EXERCISE INSTRUCTIONS –
All of the data is to be written out again exactly, without the pictures.

Dataset rows describing interfaces:
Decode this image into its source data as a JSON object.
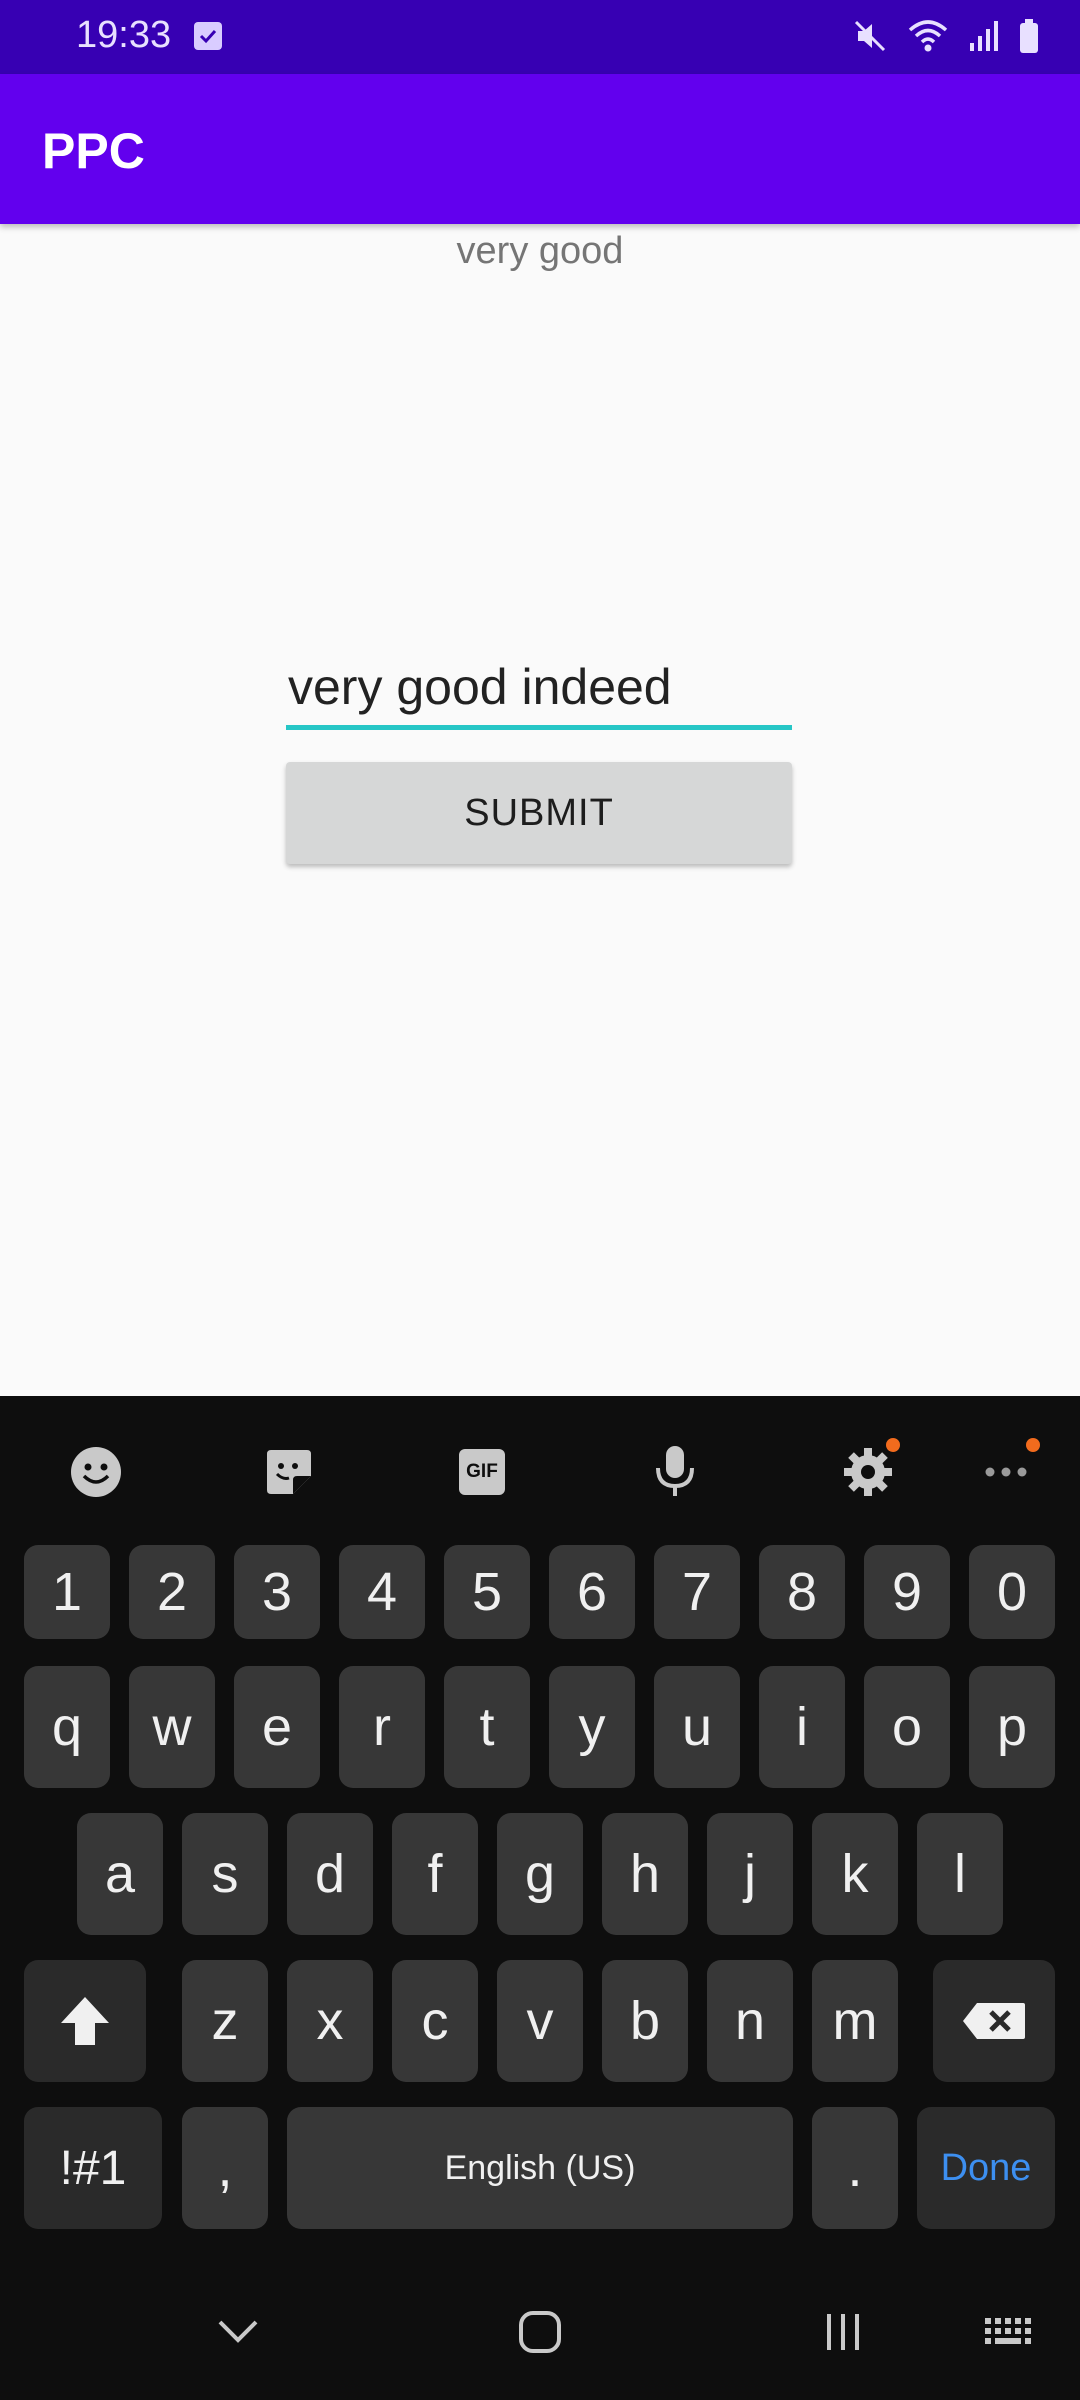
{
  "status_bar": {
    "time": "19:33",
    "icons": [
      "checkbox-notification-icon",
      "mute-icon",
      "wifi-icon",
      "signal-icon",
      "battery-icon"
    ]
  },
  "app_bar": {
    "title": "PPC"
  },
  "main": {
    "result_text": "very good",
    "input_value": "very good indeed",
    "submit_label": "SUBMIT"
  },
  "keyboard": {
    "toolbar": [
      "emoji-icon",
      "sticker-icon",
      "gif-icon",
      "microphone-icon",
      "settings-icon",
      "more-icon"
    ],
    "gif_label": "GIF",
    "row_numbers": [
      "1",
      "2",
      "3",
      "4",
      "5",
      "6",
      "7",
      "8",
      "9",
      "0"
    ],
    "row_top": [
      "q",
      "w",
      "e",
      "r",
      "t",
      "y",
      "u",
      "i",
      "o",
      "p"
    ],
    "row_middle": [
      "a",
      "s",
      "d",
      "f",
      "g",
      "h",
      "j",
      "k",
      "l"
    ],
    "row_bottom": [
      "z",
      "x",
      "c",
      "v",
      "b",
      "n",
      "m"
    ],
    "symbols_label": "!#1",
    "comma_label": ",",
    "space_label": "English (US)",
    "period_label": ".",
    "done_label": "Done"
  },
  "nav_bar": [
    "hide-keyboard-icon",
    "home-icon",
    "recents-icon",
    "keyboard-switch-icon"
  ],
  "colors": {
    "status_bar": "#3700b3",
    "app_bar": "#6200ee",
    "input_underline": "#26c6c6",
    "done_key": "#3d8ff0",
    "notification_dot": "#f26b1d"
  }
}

ANSWER SPACE –
Decode this image into its source data as a JSON object.
{
  "status_bar": {
    "time": "19:33",
    "icons": [
      "checkbox-notification-icon",
      "mute-icon",
      "wifi-icon",
      "signal-icon",
      "battery-icon"
    ]
  },
  "app_bar": {
    "title": "PPC"
  },
  "main": {
    "result_text": "very good",
    "input_value": "very good indeed",
    "submit_label": "SUBMIT"
  },
  "keyboard": {
    "toolbar": [
      "emoji-icon",
      "sticker-icon",
      "gif-icon",
      "microphone-icon",
      "settings-icon",
      "more-icon"
    ],
    "gif_label": "GIF",
    "row_numbers": [
      "1",
      "2",
      "3",
      "4",
      "5",
      "6",
      "7",
      "8",
      "9",
      "0"
    ],
    "row_top": [
      "q",
      "w",
      "e",
      "r",
      "t",
      "y",
      "u",
      "i",
      "o",
      "p"
    ],
    "row_middle": [
      "a",
      "s",
      "d",
      "f",
      "g",
      "h",
      "j",
      "k",
      "l"
    ],
    "row_bottom": [
      "z",
      "x",
      "c",
      "v",
      "b",
      "n",
      "m"
    ],
    "symbols_label": "!#1",
    "comma_label": ",",
    "space_label": "English (US)",
    "period_label": ".",
    "done_label": "Done"
  },
  "nav_bar": [
    "hide-keyboard-icon",
    "home-icon",
    "recents-icon",
    "keyboard-switch-icon"
  ],
  "colors": {
    "status_bar": "#3700b3",
    "app_bar": "#6200ee",
    "input_underline": "#26c6c6",
    "done_key": "#3d8ff0",
    "notification_dot": "#f26b1d"
  }
}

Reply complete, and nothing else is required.